Problem to work on:
Would you reproduce each of the records below precisely, with the pictures left out?

Input:
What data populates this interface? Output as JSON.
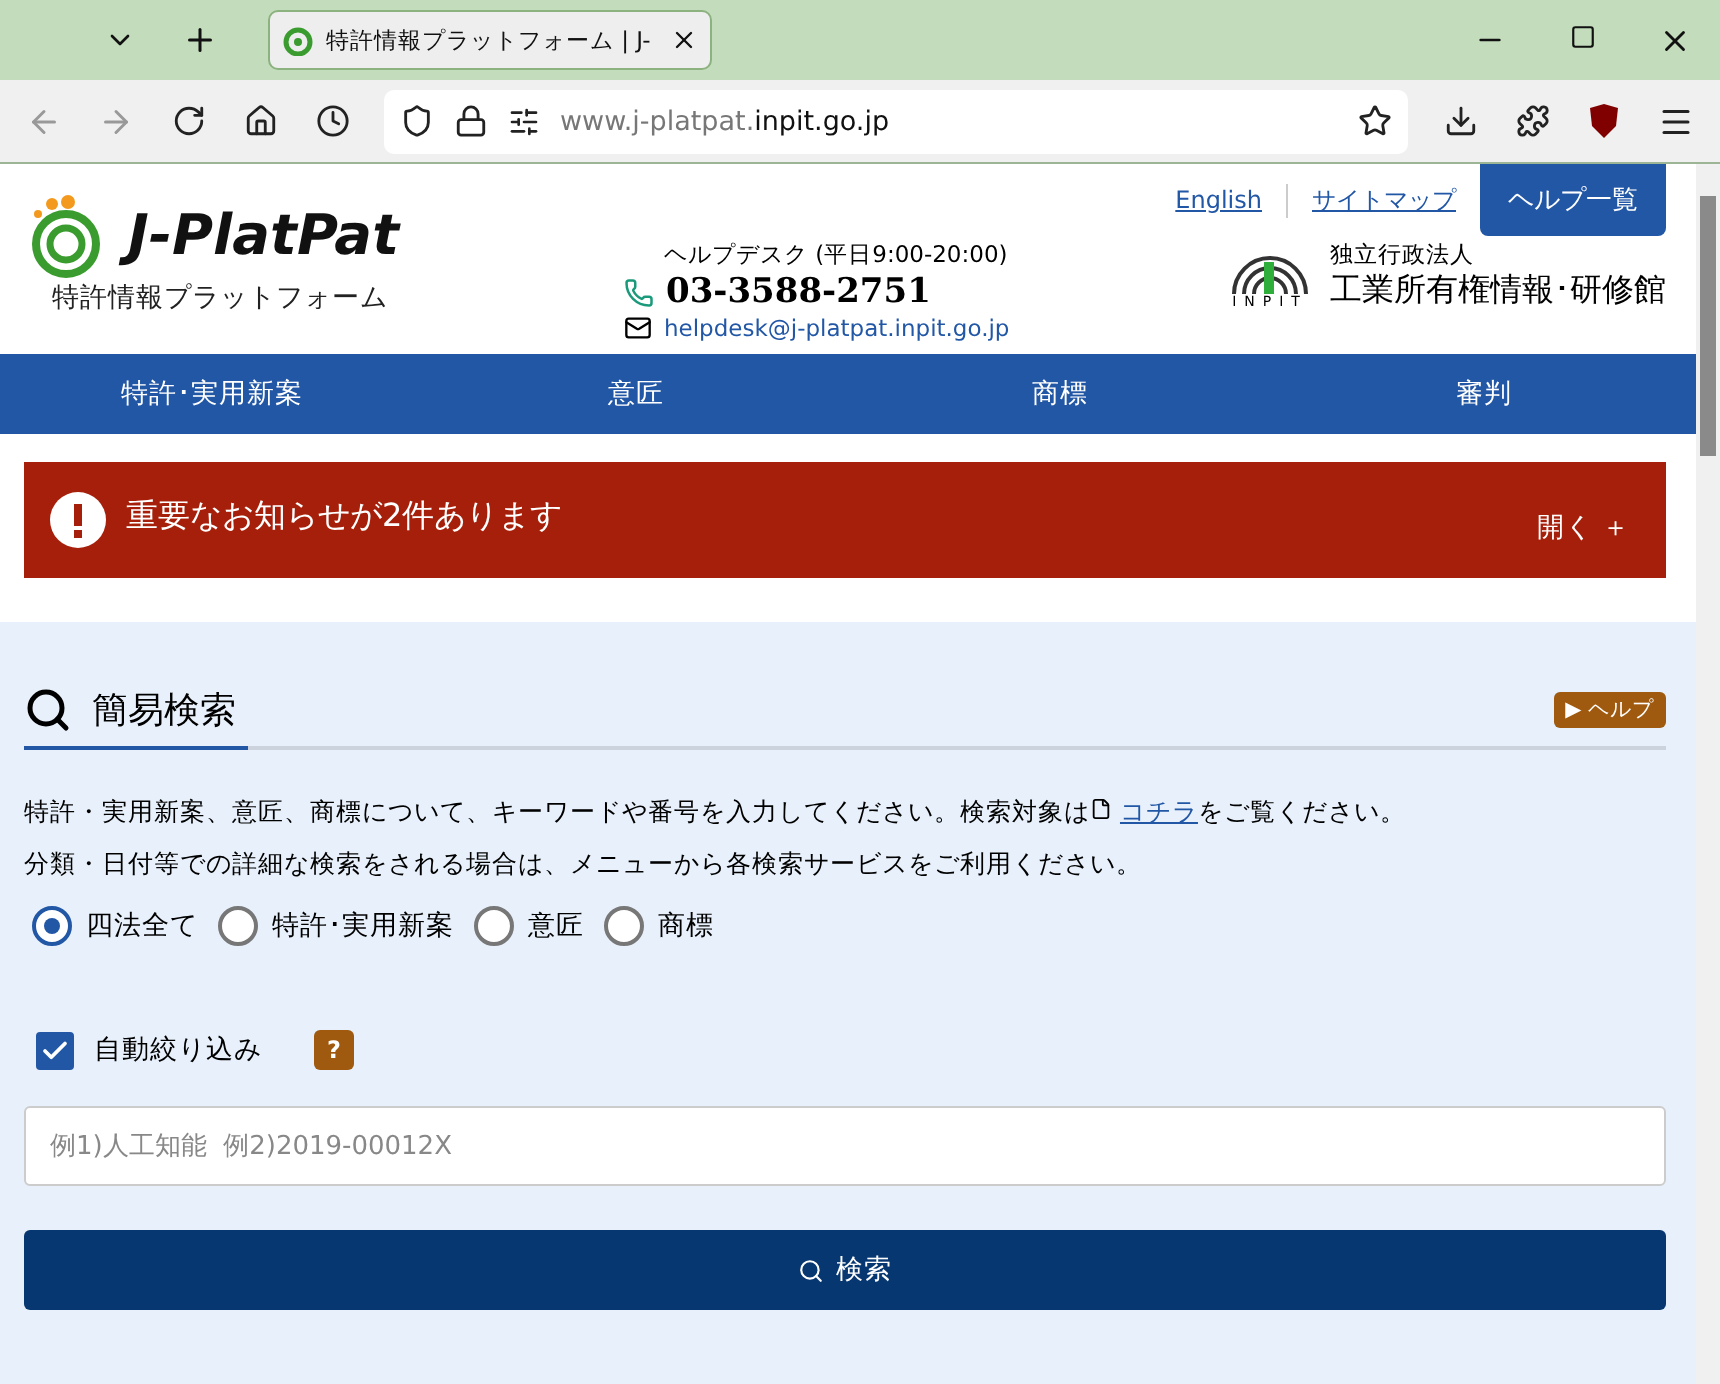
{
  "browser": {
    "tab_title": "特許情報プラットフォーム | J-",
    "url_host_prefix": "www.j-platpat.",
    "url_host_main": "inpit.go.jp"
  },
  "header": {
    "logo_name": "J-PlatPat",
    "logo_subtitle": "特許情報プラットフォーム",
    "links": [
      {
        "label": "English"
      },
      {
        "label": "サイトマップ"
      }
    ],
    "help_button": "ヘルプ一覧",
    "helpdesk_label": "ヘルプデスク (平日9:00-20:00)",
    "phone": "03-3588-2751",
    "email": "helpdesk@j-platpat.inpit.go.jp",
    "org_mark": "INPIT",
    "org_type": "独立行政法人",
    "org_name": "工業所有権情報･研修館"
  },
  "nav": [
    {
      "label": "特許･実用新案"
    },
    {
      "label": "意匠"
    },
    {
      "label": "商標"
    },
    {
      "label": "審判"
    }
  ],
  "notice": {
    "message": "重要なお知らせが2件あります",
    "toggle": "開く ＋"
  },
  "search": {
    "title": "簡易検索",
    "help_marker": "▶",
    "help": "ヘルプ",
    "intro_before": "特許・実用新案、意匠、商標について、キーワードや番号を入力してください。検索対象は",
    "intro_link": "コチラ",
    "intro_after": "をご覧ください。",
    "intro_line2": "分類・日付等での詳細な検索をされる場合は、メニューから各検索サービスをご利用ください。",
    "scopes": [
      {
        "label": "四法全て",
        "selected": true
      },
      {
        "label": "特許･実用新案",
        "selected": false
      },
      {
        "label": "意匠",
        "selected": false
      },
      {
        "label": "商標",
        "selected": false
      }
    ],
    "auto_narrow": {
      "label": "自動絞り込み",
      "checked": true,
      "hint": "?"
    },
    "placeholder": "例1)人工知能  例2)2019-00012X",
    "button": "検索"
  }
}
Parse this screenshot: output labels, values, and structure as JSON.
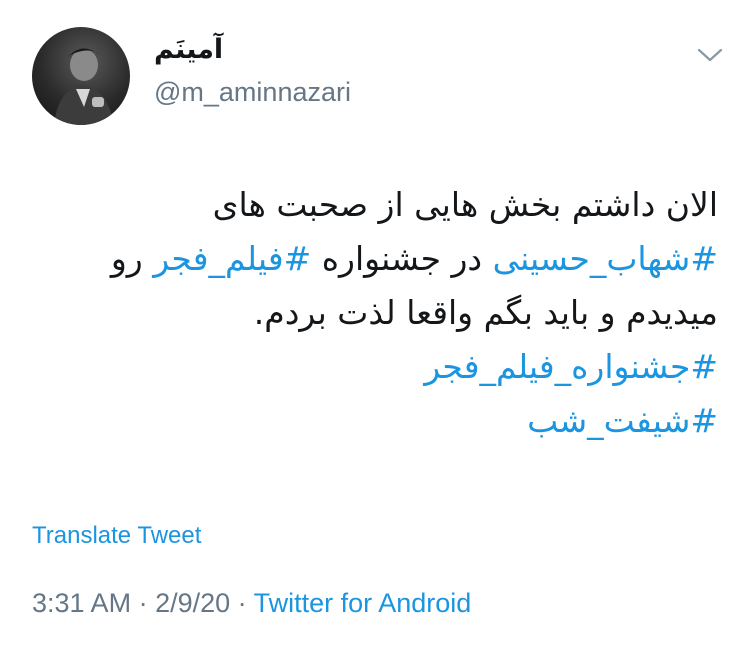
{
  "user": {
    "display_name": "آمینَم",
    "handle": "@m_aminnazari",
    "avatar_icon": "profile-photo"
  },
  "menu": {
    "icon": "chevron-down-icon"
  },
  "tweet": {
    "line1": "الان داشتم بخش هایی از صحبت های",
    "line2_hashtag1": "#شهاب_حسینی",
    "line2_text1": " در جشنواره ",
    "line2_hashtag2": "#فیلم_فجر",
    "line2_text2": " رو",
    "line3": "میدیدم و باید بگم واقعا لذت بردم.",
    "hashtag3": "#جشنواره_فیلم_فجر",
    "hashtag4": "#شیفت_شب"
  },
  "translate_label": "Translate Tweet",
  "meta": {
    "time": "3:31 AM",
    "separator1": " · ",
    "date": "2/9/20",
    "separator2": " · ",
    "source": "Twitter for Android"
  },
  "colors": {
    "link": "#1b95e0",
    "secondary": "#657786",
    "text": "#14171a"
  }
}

Reply to the task:
What data populates this interface? Output as JSON.
{
  "browser": {
    "tab_title": "特許情報プラットフォーム | J-",
    "url_host_prefix": "www.j-platpat.",
    "url_host_main": "inpit.go.jp"
  },
  "header": {
    "logo_name": "J-PlatPat",
    "logo_subtitle": "特許情報プラットフォーム",
    "links": [
      {
        "label": "English"
      },
      {
        "label": "サイトマップ"
      }
    ],
    "help_button": "ヘルプ一覧",
    "helpdesk_label": "ヘルプデスク (平日9:00-20:00)",
    "phone": "03-3588-2751",
    "email": "helpdesk@j-platpat.inpit.go.jp",
    "org_mark": "INPIT",
    "org_type": "独立行政法人",
    "org_name": "工業所有権情報･研修館"
  },
  "nav": [
    {
      "label": "特許･実用新案"
    },
    {
      "label": "意匠"
    },
    {
      "label": "商標"
    },
    {
      "label": "審判"
    }
  ],
  "notice": {
    "message": "重要なお知らせが2件あります",
    "toggle": "開く ＋"
  },
  "search": {
    "title": "簡易検索",
    "help_marker": "▶",
    "help": "ヘルプ",
    "intro_before": "特許・実用新案、意匠、商標について、キーワードや番号を入力してください。検索対象は",
    "intro_link": "コチラ",
    "intro_after": "をご覧ください。",
    "intro_line2": "分類・日付等での詳細な検索をされる場合は、メニューから各検索サービスをご利用ください。",
    "scopes": [
      {
        "label": "四法全て",
        "selected": true
      },
      {
        "label": "特許･実用新案",
        "selected": false
      },
      {
        "label": "意匠",
        "selected": false
      },
      {
        "label": "商標",
        "selected": false
      }
    ],
    "auto_narrow": {
      "label": "自動絞り込み",
      "checked": true,
      "hint": "?"
    },
    "placeholder": "例1)人工知能  例2)2019-00012X",
    "button": "検索"
  }
}
Parse this screenshot: output labels, values, and structure as JSON.
{
  "user": {
    "display_name": "آمینَم",
    "handle": "@m_aminnazari",
    "avatar_icon": "profile-photo"
  },
  "menu": {
    "icon": "chevron-down-icon"
  },
  "tweet": {
    "line1": "الان داشتم بخش هایی از صحبت های",
    "line2_hashtag1": "#شهاب_حسینی",
    "line2_text1": " در جشنواره ",
    "line2_hashtag2": "#فیلم_فجر",
    "line2_text2": " رو",
    "line3": "میدیدم و باید بگم واقعا لذت بردم.",
    "hashtag3": "#جشنواره_فیلم_فجر",
    "hashtag4": "#شیفت_شب"
  },
  "translate_label": "Translate Tweet",
  "meta": {
    "time": "3:31 AM",
    "separator1": " · ",
    "date": "2/9/20",
    "separator2": " · ",
    "source": "Twitter for Android"
  },
  "colors": {
    "link": "#1b95e0",
    "secondary": "#657786",
    "text": "#14171a"
  }
}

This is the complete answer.